When we each looked through our wallets, a few game “components” emerged easily: The ATM card, the credit card, the driver’s license, cash — along with a couple that varied from person to person but were best encapsulated by a gym membership (representing all membership cards) and the family photo (representing “the keepsake”).
Now that we had six items, what could you do with them? Well, when you spread them out on the table, they felt like “community” components one might select. So, in the interest of momentum we quickly decided on a “role-selection” game, sometimes referred to as a variable phase order game. (In short, each person selects an item that grants them — or everyone — a special power). From there it was easy to get an early sense of what “power” each item might bestow: The cash and credit card were either the currency of the game or how you spent it. The driver’s license would relate to travel or movement. The family photo would have something to do with “Home.”

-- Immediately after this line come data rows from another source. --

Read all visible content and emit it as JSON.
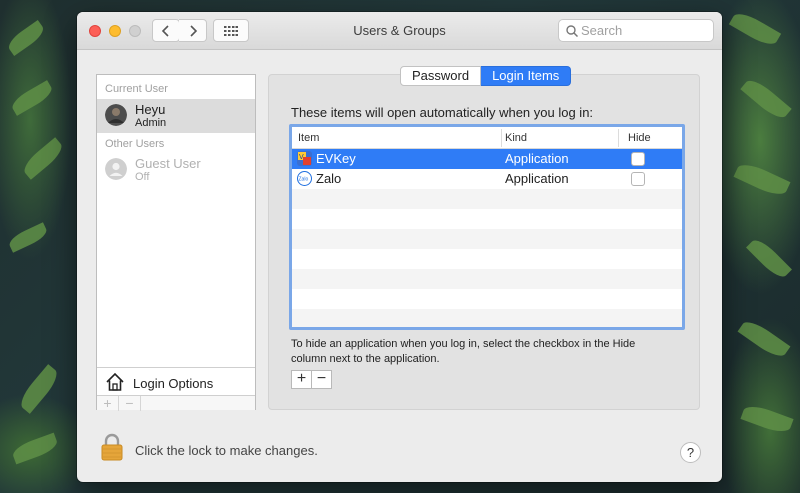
{
  "window": {
    "title": "Users & Groups",
    "search_placeholder": "Search"
  },
  "sidebar": {
    "current_user_header": "Current User",
    "current_user": {
      "name": "Heyu",
      "role": "Admin"
    },
    "other_users_header": "Other Users",
    "other_users": [
      {
        "name": "Guest User",
        "status": "Off"
      }
    ],
    "login_options_label": "Login Options",
    "add_symbol": "+",
    "remove_symbol": "−"
  },
  "tabs": [
    {
      "label": "Password",
      "active": false
    },
    {
      "label": "Login Items",
      "active": true
    }
  ],
  "main": {
    "intro": "These items will open automatically when you log in:",
    "columns": {
      "item": "Item",
      "kind": "Kind",
      "hide": "Hide"
    },
    "items": [
      {
        "name": "EVKey",
        "kind": "Application",
        "hide": false,
        "selected": true
      },
      {
        "name": "Zalo",
        "kind": "Application",
        "hide": false,
        "selected": false
      }
    ],
    "hint": "To hide an application when you log in, select the checkbox in the Hide column next to the application.",
    "add_symbol": "+",
    "remove_symbol": "−"
  },
  "footer": {
    "lock_text": "Click the lock to make changes.",
    "help_symbol": "?"
  },
  "colors": {
    "accent": "#2f7cf6",
    "traffic_red": "#fc5f57",
    "traffic_yellow": "#fdbc2e",
    "lock": "#e5a53a"
  },
  "icons": {
    "zalo_icon_text": "Zalo"
  }
}
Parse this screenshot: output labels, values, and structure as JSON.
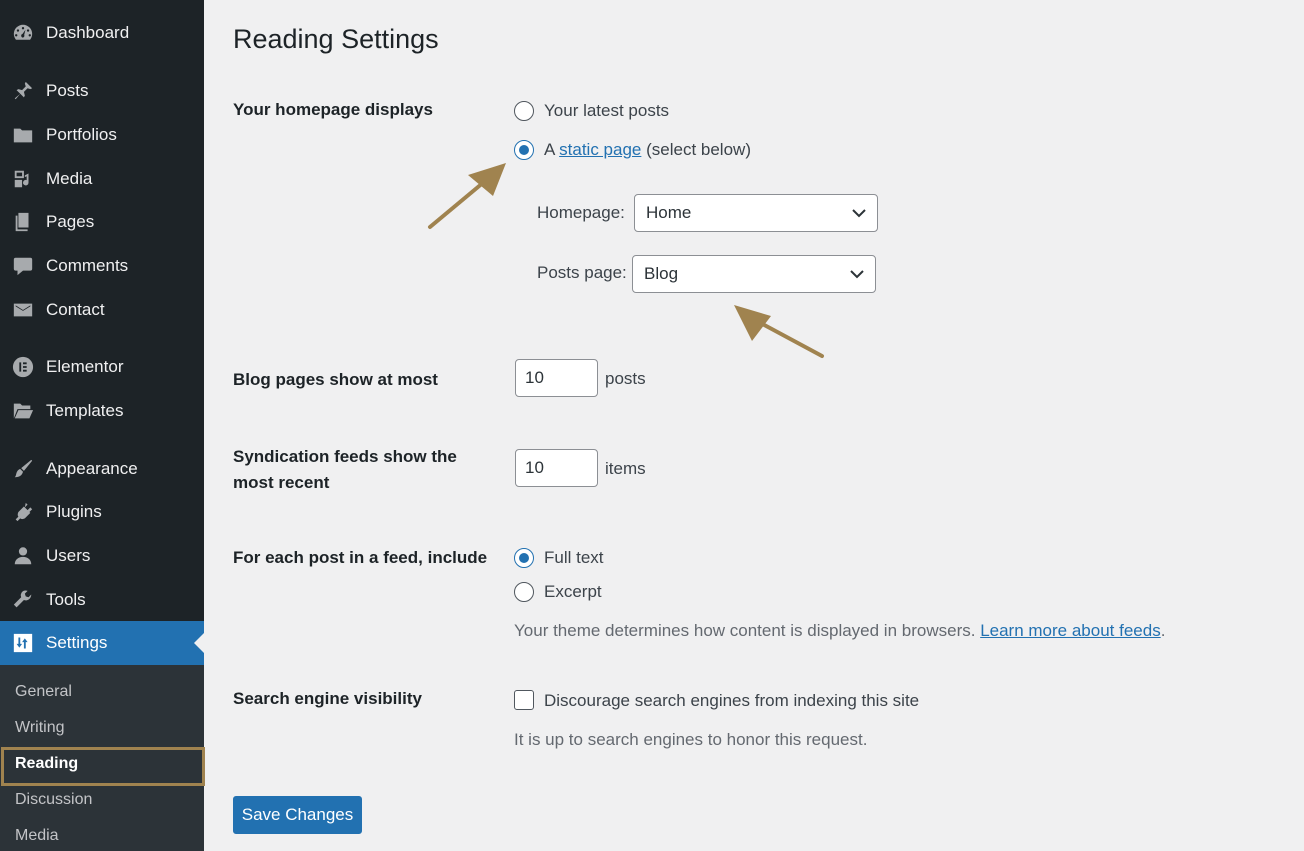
{
  "sidebar": {
    "items": [
      {
        "label": "Dashboard",
        "icon": "dashboard-icon"
      },
      {
        "label": "Posts",
        "icon": "pushpin-icon"
      },
      {
        "label": "Portfolios",
        "icon": "folder-icon"
      },
      {
        "label": "Media",
        "icon": "media-icon"
      },
      {
        "label": "Pages",
        "icon": "pages-icon"
      },
      {
        "label": "Comments",
        "icon": "comment-icon"
      },
      {
        "label": "Contact",
        "icon": "envelope-icon"
      },
      {
        "label": "Elementor",
        "icon": "elementor-icon"
      },
      {
        "label": "Templates",
        "icon": "folder-open-icon"
      },
      {
        "label": "Appearance",
        "icon": "paintbrush-icon"
      },
      {
        "label": "Plugins",
        "icon": "plug-icon"
      },
      {
        "label": "Users",
        "icon": "user-icon"
      },
      {
        "label": "Tools",
        "icon": "wrench-icon"
      },
      {
        "label": "Settings",
        "icon": "settings-icon",
        "active": true
      }
    ],
    "submenu": [
      {
        "label": "General"
      },
      {
        "label": "Writing"
      },
      {
        "label": "Reading",
        "current": true
      },
      {
        "label": "Discussion"
      },
      {
        "label": "Media"
      }
    ]
  },
  "page": {
    "title": "Reading Settings",
    "homepage_displays": {
      "label": "Your homepage displays",
      "option_latest": "Your latest posts",
      "option_static_prefix": "A",
      "option_static_link": "static page",
      "option_static_suffix": "(select below)",
      "selected": "static",
      "homepage_label": "Homepage:",
      "homepage_value": "Home",
      "posts_page_label": "Posts page:",
      "posts_page_value": "Blog"
    },
    "blog_pages": {
      "label": "Blog pages show at most",
      "value": "10",
      "unit": "posts"
    },
    "syndication": {
      "label_line1": "Syndication feeds show the",
      "label_line2": "most recent",
      "value": "10",
      "unit": "items"
    },
    "feed_content": {
      "label": "For each post in a feed, include",
      "option_full": "Full text",
      "option_excerpt": "Excerpt",
      "selected": "full",
      "description": "Your theme determines how content is displayed in browsers.",
      "link": "Learn more about feeds",
      "link_suffix": "."
    },
    "search_visibility": {
      "label": "Search engine visibility",
      "checkbox_label": "Discourage search engines from indexing this site",
      "checked": false,
      "description": "It is up to search engines to honor this request."
    },
    "save_label": "Save Changes"
  },
  "colors": {
    "sidebar_bg": "#1d2327",
    "submenu_bg": "#2c3338",
    "accent": "#2271b1",
    "annotation": "#a0834f",
    "page_bg": "#f0f0f1"
  }
}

But what was home? And what were you actually doing? … That’s where the business cards came in. Between us there was a smattering of biz cards on the table — the ones that get tucked into a dark corner of your wallet after meeting someone (or exiled to a back jeans pocket before trips through the wash). And by virtue of self-reminders, community networking and chance encounters, all those business cards appeared to be local destinations. By sprinkling in some creativity and removing redundancy, it seemed we could easily come up with a number of “places” our players might go.
Fast forward to a few meetings later, and E.K., Chris and I had our destinations: Feld’s Gym, VlaadaBank, Roubira Veterinary Care, Bauza Kung Fu School, Leacock Auto Repair, Launius Hardware, Lehmann’s Groceries, Kramer Dry Cleaning and Reiner’s Flowers … along with “Home.” We also had actual home-printed business cards for those locales along with a “To-do List” for each player.

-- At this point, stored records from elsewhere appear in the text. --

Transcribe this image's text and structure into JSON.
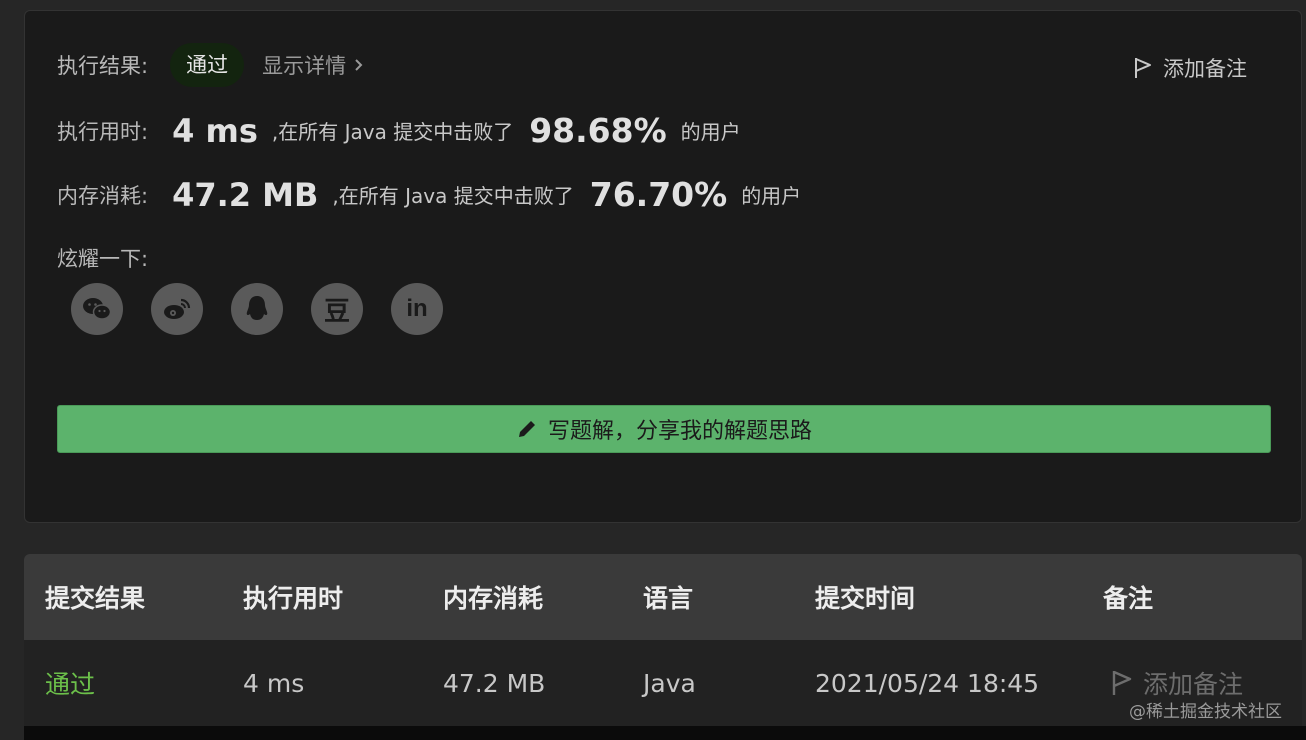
{
  "result_card": {
    "result_label": "执行结果:",
    "result_status": "通过",
    "detail_link": "显示详情",
    "add_note": "添加备注",
    "runtime_label": "执行用时:",
    "runtime_value": "4 ms",
    "runtime_mid": ",在所有 Java 提交中击败了",
    "runtime_percent": "98.68%",
    "runtime_tail": "的用户",
    "memory_label": "内存消耗:",
    "memory_value": "47.2 MB",
    "memory_mid": ",在所有 Java 提交中击败了",
    "memory_percent": "76.70%",
    "memory_tail": "的用户",
    "share_label": "炫耀一下:",
    "share_icons": [
      "wechat-icon",
      "weibo-icon",
      "qq-icon",
      "douban-icon",
      "linkedin-icon"
    ],
    "douban_glyph": "豆",
    "linkedin_glyph": "in",
    "write_solution": "写题解，分享我的解题思路"
  },
  "submissions_table": {
    "headers": [
      "提交结果",
      "执行用时",
      "内存消耗",
      "语言",
      "提交时间",
      "备注"
    ],
    "rows": [
      {
        "status": "通过",
        "runtime": "4 ms",
        "memory": "47.2 MB",
        "language": "Java",
        "time": "2021/05/24 18:45",
        "note": "添加备注"
      }
    ]
  },
  "watermark": "@稀土掘金技术社区",
  "colors": {
    "accent_green": "#5cb36c",
    "pass_green": "#6cc04a",
    "background": "#262626",
    "card": "#1a1a1a"
  }
}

Yup. Before it was adventurers racing around the globe, it was folks in the ’burbs running errands to and from the strip mall. Sometimes in those early days of development we just called it “Wallet: The Game.” Some of the earliest playtesters affectionately called it “Honeydo,” as in: “Honey, go do this errand for me, okay?” We all knew the theme was temporary and just serving the advancement of gameplay mechanics. But it will always be an essential part of the game’s evolution.
Even When You Choose a Theme, It Really Chooses You
That takes our story back to my favorite perch in the EndGame rafters. It was the monthly Big Fun Saturday, with open board gaming from store open to close. Most often, it’s when gamers trot out the heavies and longer games that won’t neatly fit into a Wednesday night (or melt your brain too much for a post-work play). During the course of that Saturday I saw many a parent-child pair come and go. Kids would roam wide-eyed like EndGame was Wonka’s factory. But when they tugged on their parents’ clothes and said, “Can I have this one?” it was always something with art and theme that exuded excitement: space, adventure, mystery! As co-owner of EndGame and someone who saw those reactions of delight every day, “adventure” was the theme Chris always had in mind. These moments of Saturday observation beautifully illustrated his reasons why.
And fortunately, Chris had more than just a theme in mind … he had a potential publisher. Chris and fellow Endgame co-owner Chris Hanrahan knew Fred Hicks and Rob Donoghue from carrying Evil Hat Productions’ amazing RPGs. And Evil Hat had five years worth of extraordinary pulp adventure properties — and a commitment to expand beyond the role-playing genre.
Check back every Tuesday for a new Designer Diary. Coming up soon: the incredibly fun process of naming the eventual game and a special video from a very special playtester.